At last the Moomin clan heads home, with Mamma saying to her family, “Admit high life got a bit tiresome.” They agree but still reminisce about the finer moments. The beauty of this story is not in any high moralism, nor any insistence that one life (a bohemian one) is better than another (a life of luxury). Instead, Jansson suggests that everyone may have a life to which they are most suited, in which they can be most happy (maybe not completely happy, but happy enough) and that once they have found it, the only things that result from trying to be even happier are absurd and humiliating capers that return them exactly to where they were before. It’s a simple sentiment, and a beautiful and rarely spoken one, so at odds with either a stern asceticism or a giddy consumerism. More like: everyone lives in their own dream, and the happiest are satisfied with a dream that’s the right size.

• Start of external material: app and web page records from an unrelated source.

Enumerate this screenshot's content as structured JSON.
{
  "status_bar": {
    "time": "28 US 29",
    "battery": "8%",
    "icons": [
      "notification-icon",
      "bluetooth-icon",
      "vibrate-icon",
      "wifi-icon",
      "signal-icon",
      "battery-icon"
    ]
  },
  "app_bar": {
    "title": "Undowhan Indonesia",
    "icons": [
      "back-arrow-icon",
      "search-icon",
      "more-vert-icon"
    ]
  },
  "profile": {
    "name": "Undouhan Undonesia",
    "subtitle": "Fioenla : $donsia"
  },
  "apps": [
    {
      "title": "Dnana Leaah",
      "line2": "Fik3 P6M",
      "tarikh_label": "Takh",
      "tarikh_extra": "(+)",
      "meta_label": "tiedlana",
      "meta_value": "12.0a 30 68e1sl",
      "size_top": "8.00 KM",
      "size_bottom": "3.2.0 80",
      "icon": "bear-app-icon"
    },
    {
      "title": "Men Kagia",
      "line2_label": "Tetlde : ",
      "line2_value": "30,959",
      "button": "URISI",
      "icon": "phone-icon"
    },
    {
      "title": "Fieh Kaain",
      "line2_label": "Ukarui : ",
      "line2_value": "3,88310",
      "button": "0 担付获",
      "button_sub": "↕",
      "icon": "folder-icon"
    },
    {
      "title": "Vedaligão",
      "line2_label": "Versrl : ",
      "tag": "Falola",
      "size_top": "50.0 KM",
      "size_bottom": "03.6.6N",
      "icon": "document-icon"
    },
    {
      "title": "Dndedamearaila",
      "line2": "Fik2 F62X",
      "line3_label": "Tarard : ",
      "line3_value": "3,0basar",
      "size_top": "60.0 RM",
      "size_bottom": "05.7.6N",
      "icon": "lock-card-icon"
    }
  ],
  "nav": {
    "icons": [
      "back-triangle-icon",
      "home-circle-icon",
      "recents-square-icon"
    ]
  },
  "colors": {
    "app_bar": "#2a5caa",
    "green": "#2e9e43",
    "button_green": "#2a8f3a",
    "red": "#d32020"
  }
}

It’s a sentiment she expressed differently in Garm with a cartoon of Adolf Hitler as a wailing, diapered infant being offered slices of cake by Chamberlain and other world leaders—the slices labeled with the names of luckless European states—in an attempt to stop his tyrannical tears. Hitler’s dream was wholly the wrong size. Kant-Moomin could have been peering unhappily from the corner.
It seems Jansson understood all babies—the innocent and the corrupt.
Jansson’s life remained pretty much the same from the age of fifteen on: she lived in one place, she did artistic work—just as she saw her parents do in the house where she grew up—she had one big relationship, never had children, and always summered by the sea. She carried Moomin with her for many years. But even if she did dream herself a life of exactly the right size, even if she hadn’t lived through World War II, it couldn’t have been a life without its complications.
Of course, everyone dreams that a simple life is possible—if not for oneself, then for other people. We all wonder why hassles and problems constantly arise. In this, the genius Moomin strip is highly instructive: problems arise because (a) people want to make improvements, (b) there is a lot to be scared of, (c) we sometimes want adventure, (d) friends and lovers can be too blithe and not care enough for your feelings, and (e) people make messes out of things about which they are too romantic. The Moomin strips are the opposite of a mess. Perhaps because Moomin began as the ugliest of creatures, Jansson could draw him lovingly, but without too much romance.
Sheila Heti is the author of six books, including the novels How Should a Person Be? and Ticknor. Her work has been translated into more than a dozen languages, and her writing has appeared in McSweeney’s, n+1, Harper’s, the Believer, the London Review of Books, the New York Times, and other places.
This essay originally appeared in Drawn & Quarterly 25: Twenty-Five Years of Contemporary Cartooning, Comics, and Graphic Novels, which was published last month.